Dataset:
▼

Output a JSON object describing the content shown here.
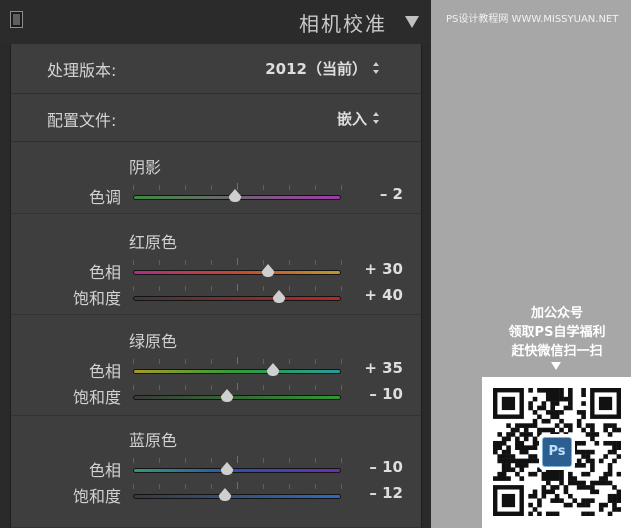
{
  "panel": {
    "title": "相机校准",
    "process_label": "处理版本:",
    "process_value": "2012（当前）",
    "profile_label": "配置文件:",
    "profile_value": "嵌入"
  },
  "sections": [
    {
      "title": "阴影",
      "sliders": [
        {
          "label": "色调",
          "value_text": "– 2",
          "value": -2,
          "min": -100,
          "max": 100,
          "track_colors": [
            "#3f8a3f",
            "#a03aa8"
          ]
        }
      ]
    },
    {
      "title": "红原色",
      "sliders": [
        {
          "label": "色相",
          "value_text": "+ 30",
          "value": 30,
          "min": -100,
          "max": 100,
          "track_colors": [
            "#a8307f",
            "#c8452e",
            "#b9992a"
          ]
        },
        {
          "label": "饱和度",
          "value_text": "+ 40",
          "value": 40,
          "min": -100,
          "max": 100,
          "track_colors": [
            "#3a3a3a",
            "#c02525"
          ]
        }
      ]
    },
    {
      "title": "绿原色",
      "sliders": [
        {
          "label": "色相",
          "value_text": "+ 35",
          "value": 35,
          "min": -100,
          "max": 100,
          "track_colors": [
            "#a79a25",
            "#2f9c3a",
            "#279c9c"
          ]
        },
        {
          "label": "饱和度",
          "value_text": "– 10",
          "value": -10,
          "min": -100,
          "max": 100,
          "track_colors": [
            "#3a3a3a",
            "#2f9a2f"
          ]
        }
      ]
    },
    {
      "title": "蓝原色",
      "sliders": [
        {
          "label": "色相",
          "value_text": "– 10",
          "value": -10,
          "min": -100,
          "max": 100,
          "track_colors": [
            "#2f9a7a",
            "#2e4fb0",
            "#6a2fb0"
          ]
        },
        {
          "label": "饱和度",
          "value_text": "– 12",
          "value": -12,
          "min": -100,
          "max": 100,
          "track_colors": [
            "#3a3a3a",
            "#2f6ac0"
          ]
        }
      ]
    }
  ],
  "watermark": "PS设计教程网 WWW.MISSYUAN.NET",
  "promo": {
    "line1": "加公众号",
    "line2": "领取PS自学福利",
    "line3": "赶快微信扫一扫"
  },
  "qr_logo": "Ps",
  "icons": {
    "collapse": "panel-collapse-box-icon",
    "disclosure": "triangle-down-icon",
    "stepper": "up-down-stepper-icon",
    "promo_arrow": "arrow-down-icon",
    "qr": "qr-code-icon"
  }
}
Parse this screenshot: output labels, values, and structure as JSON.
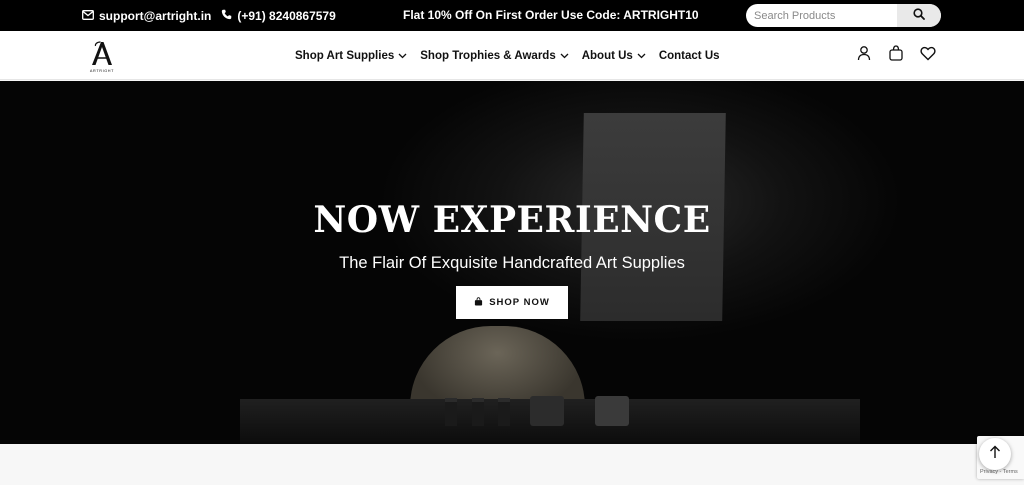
{
  "topbar": {
    "email": "support@artright.in",
    "phone": "(+91) 8240867579",
    "promo": "Flat 10% Off On First Order Use Code: ARTRIGHT10",
    "search_placeholder": "Search Products"
  },
  "logo": {
    "mark": "A",
    "text": "ARTRIGHT"
  },
  "nav": {
    "items": [
      {
        "label": "Shop Art Supplies",
        "dropdown": true
      },
      {
        "label": "Shop Trophies & Awards",
        "dropdown": true
      },
      {
        "label": "About Us",
        "dropdown": true
      },
      {
        "label": "Contact Us",
        "dropdown": false
      }
    ],
    "icons": [
      "user-icon",
      "bag-icon",
      "heart-icon"
    ]
  },
  "hero": {
    "title": "NOW EXPERIENCE",
    "subtitle": "The Flair Of Exquisite Handcrafted Art Supplies",
    "button_label": "SHOP NOW"
  },
  "recaptcha": {
    "text": "Privacy - Terms"
  },
  "colors": {
    "topbar_bg": "#000000",
    "nav_bg": "#ffffff",
    "hero_bg": "#0a0a0a",
    "button_bg": "#ffffff"
  }
}
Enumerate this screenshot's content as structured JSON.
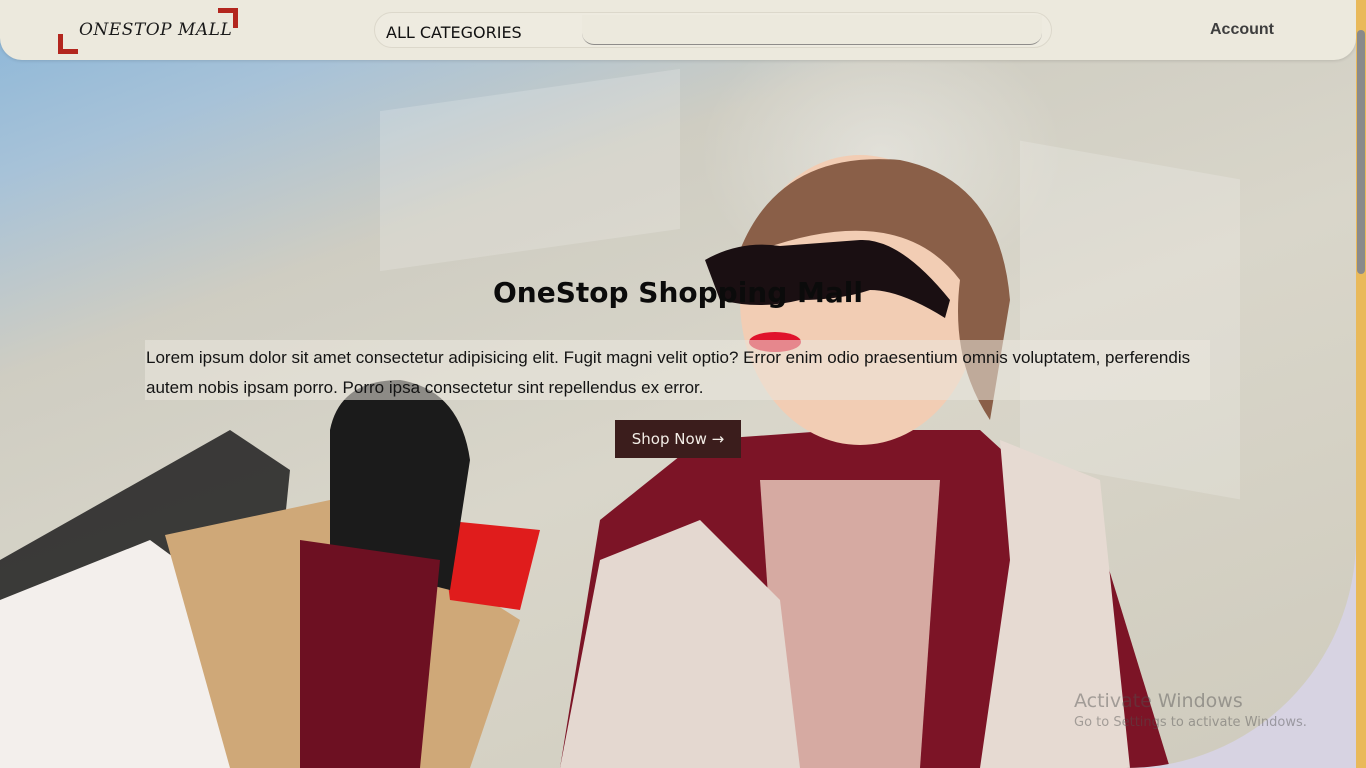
{
  "header": {
    "logo_text": "ONESTOP MALL",
    "category_label": "ALL CATEGORIES",
    "search_placeholder": "",
    "account_label": "Account"
  },
  "hero": {
    "title": "OneStop Shopping Mall",
    "description": "Lorem ipsum dolor sit amet consectetur adipisicing elit. Fugit magni velit optio? Error enim odio praesentium omnis voluptatem, perferendis autem nobis ipsam porro. Porro ipsa consectetur sint repellendus ex error.",
    "cta_label": "Shop Now →"
  },
  "watermark": {
    "line1": "Activate Windows",
    "line2": "Go to Settings to activate Windows."
  },
  "colors": {
    "accent": "#b3261e",
    "cta_bg": "#3b1d1c",
    "header_bg": "#ece9dd",
    "scrollbar_track": "#e9b95a"
  }
}
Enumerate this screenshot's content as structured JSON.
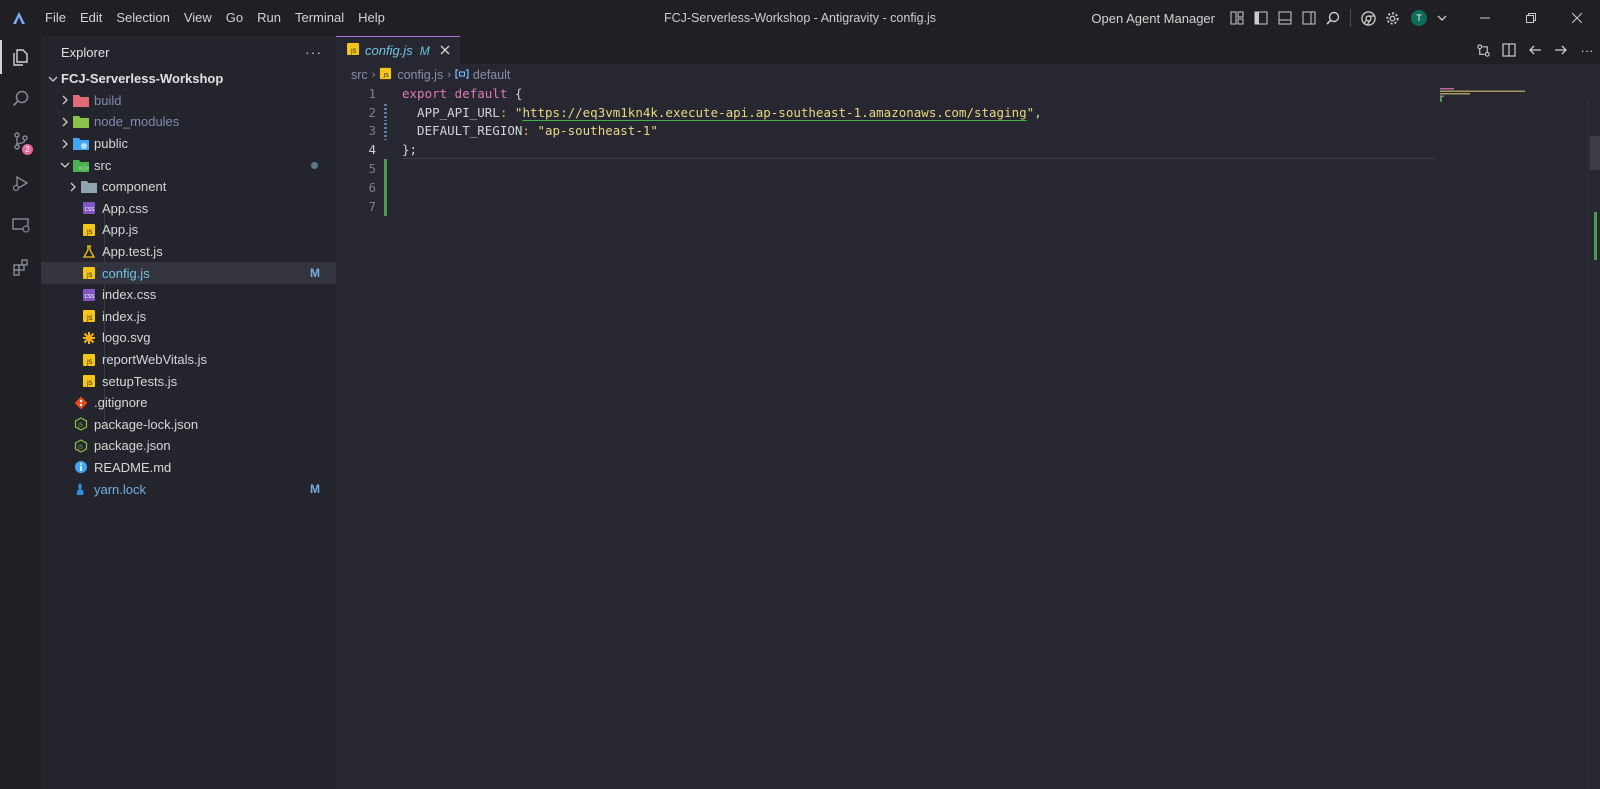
{
  "titlebar": {
    "menu": [
      "File",
      "Edit",
      "Selection",
      "View",
      "Go",
      "Run",
      "Terminal",
      "Help"
    ],
    "window_title": "FCJ-Serverless-Workshop - Antigravity - config.js",
    "agent_manager": "Open Agent Manager",
    "avatar_initial": "T"
  },
  "activitybar": {
    "items": [
      "explorer-icon",
      "search-icon",
      "source-control-icon",
      "run-debug-icon",
      "remote-explorer-icon",
      "extensions-icon"
    ],
    "source_control_badge": "2"
  },
  "sidebar": {
    "title": "Explorer",
    "more": "···",
    "root": "FCJ-Serverless-Workshop",
    "tree": [
      {
        "label": "build",
        "kind": "folder",
        "depth": 1,
        "dim": true
      },
      {
        "label": "node_modules",
        "kind": "folder",
        "depth": 1,
        "dim": true
      },
      {
        "label": "public",
        "kind": "folder",
        "depth": 1
      },
      {
        "label": "src",
        "kind": "folder-open",
        "depth": 1,
        "modified_dot": true
      },
      {
        "label": "component",
        "kind": "folder",
        "depth": 2
      },
      {
        "label": "App.css",
        "kind": "css",
        "depth": 2
      },
      {
        "label": "App.js",
        "kind": "js",
        "depth": 2
      },
      {
        "label": "App.test.js",
        "kind": "test",
        "depth": 2
      },
      {
        "label": "config.js",
        "kind": "js",
        "depth": 2,
        "selected": true,
        "flag": "M"
      },
      {
        "label": "index.css",
        "kind": "css",
        "depth": 2
      },
      {
        "label": "index.js",
        "kind": "js",
        "depth": 2
      },
      {
        "label": "logo.svg",
        "kind": "svg",
        "depth": 2
      },
      {
        "label": "reportWebVitals.js",
        "kind": "js",
        "depth": 2
      },
      {
        "label": "setupTests.js",
        "kind": "js",
        "depth": 2
      },
      {
        "label": ".gitignore",
        "kind": "git",
        "depth": 1
      },
      {
        "label": "package-lock.json",
        "kind": "json",
        "depth": 1
      },
      {
        "label": "package.json",
        "kind": "json",
        "depth": 1
      },
      {
        "label": "README.md",
        "kind": "info",
        "depth": 1
      },
      {
        "label": "yarn.lock",
        "kind": "yarn",
        "depth": 1,
        "modified": true,
        "flag": "M"
      }
    ]
  },
  "editor": {
    "tab": {
      "name": "config.js",
      "flag": "M"
    },
    "breadcrumb": [
      "src",
      "config.js",
      "default"
    ],
    "lines": [
      "1",
      "2",
      "3",
      "4",
      "5",
      "6",
      "7"
    ],
    "code": {
      "l1_kw": "export default",
      "l1_brace": "{",
      "l2_key": "  APP_API_URL",
      "l2_colon": ": ",
      "l2_q1": "\"",
      "l2_url": "https://eq3vm1kn4k.execute-api.ap-southeast-1.amazonaws.com/staging",
      "l2_q2": "\"",
      "l2_comma": ",",
      "l3_key": "  DEFAULT_REGION",
      "l3_colon": ": ",
      "l3_val": "\"ap-southeast-1\"",
      "l4": "};"
    }
  },
  "colors": {
    "accent_tab_border": "#9a7bd8",
    "modified": "#72aee0",
    "added_gutter": "#4a9c4a",
    "keyword": "#e17ab8",
    "string": "#e8d883"
  }
}
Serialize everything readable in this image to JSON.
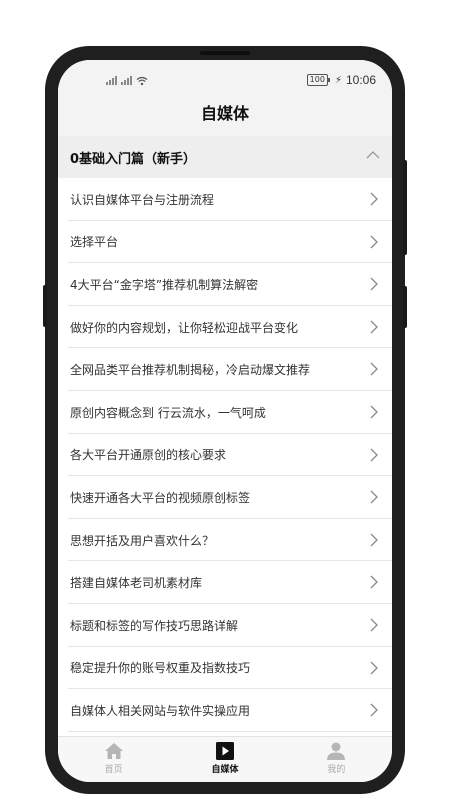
{
  "statusbar": {
    "time": "10:06",
    "battery": "100"
  },
  "navbar": {
    "title": "自媒体"
  },
  "section": {
    "title": "0基础入门篇（新手）"
  },
  "items": [
    {
      "label": "认识自媒体平台与注册流程"
    },
    {
      "label": "选择平台"
    },
    {
      "label": "4大平台“金字塔”推荐机制算法解密"
    },
    {
      "label": "做好你的内容规划，让你轻松迎战平台变化"
    },
    {
      "label": "全网品类平台推荐机制揭秘，冷启动爆文推荐"
    },
    {
      "label": "原创内容概念到 行云流水，一气呵成"
    },
    {
      "label": "各大平台开通原创的核心要求"
    },
    {
      "label": "快速开通各大平台的视频原创标签"
    },
    {
      "label": "思想开括及用户喜欢什么？"
    },
    {
      "label": "搭建自媒体老司机素材库"
    },
    {
      "label": "标题和标签的写作技巧思路详解"
    },
    {
      "label": "稳定提升你的账号权重及指数技巧"
    },
    {
      "label": "自媒体人相关网站与软件实操应用"
    }
  ],
  "tabs": [
    {
      "label": "首页",
      "icon": "home-icon"
    },
    {
      "label": "自媒体",
      "icon": "play-icon"
    },
    {
      "label": "我的",
      "icon": "user-icon"
    }
  ]
}
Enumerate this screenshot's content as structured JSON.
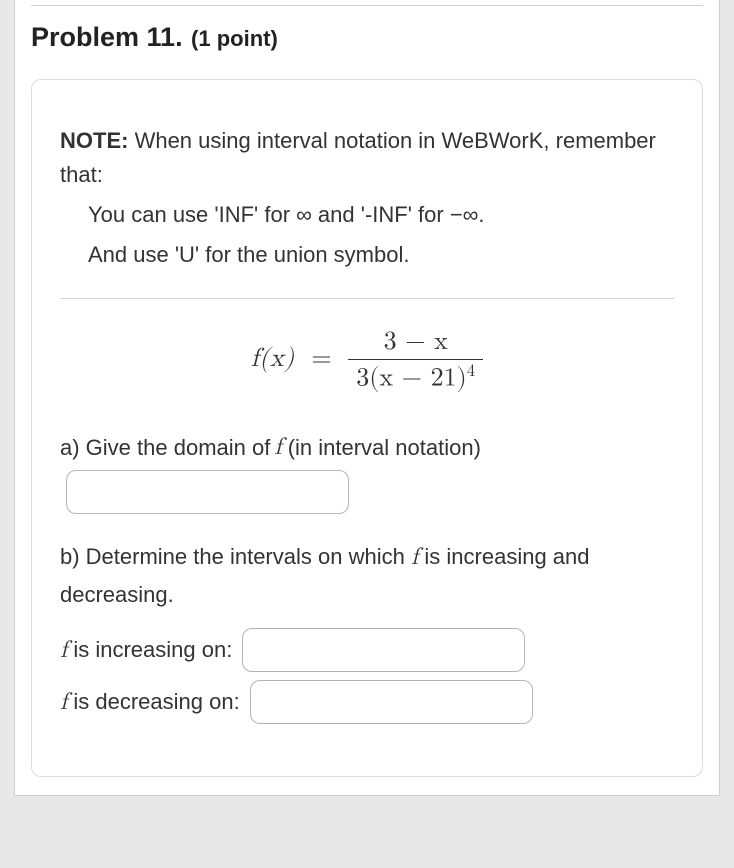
{
  "header": {
    "title": "Problem 11.",
    "points": "(1 point)"
  },
  "note": {
    "label": "NOTE:",
    "line1_rest": " When using interval notation in WeBWorK, remember that:",
    "line2": "You can use 'INF' for ∞ and '-INF' for −∞.",
    "line3": "And use 'U' for the union symbol."
  },
  "equation": {
    "lhs": "f(x)",
    "eq": "=",
    "numerator": "3 − x",
    "denominator_pre": "3(x − 21)",
    "denominator_exp": "4"
  },
  "parts": {
    "a": {
      "text_pre": "a) Give the domain of ",
      "f": "f",
      "text_post": " (in interval notation)"
    },
    "b": {
      "intro_pre": "b) Determine the intervals on which ",
      "f": "f",
      "intro_post": " is increasing and decreasing.",
      "inc_pre_f": "f",
      "inc_text": " is increasing on:",
      "dec_pre_f": "f",
      "dec_text": " is decreasing on:"
    }
  }
}
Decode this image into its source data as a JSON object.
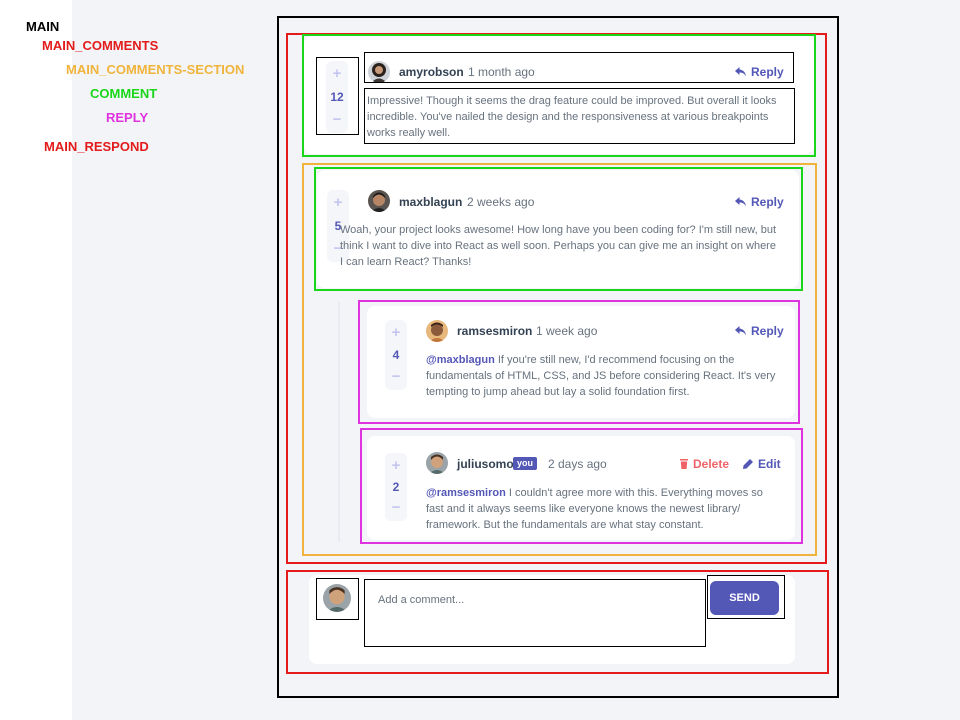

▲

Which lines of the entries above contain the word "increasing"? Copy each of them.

      "intro_post": " is increasing and decreasing.",
      "inc_text": " is increasing on:",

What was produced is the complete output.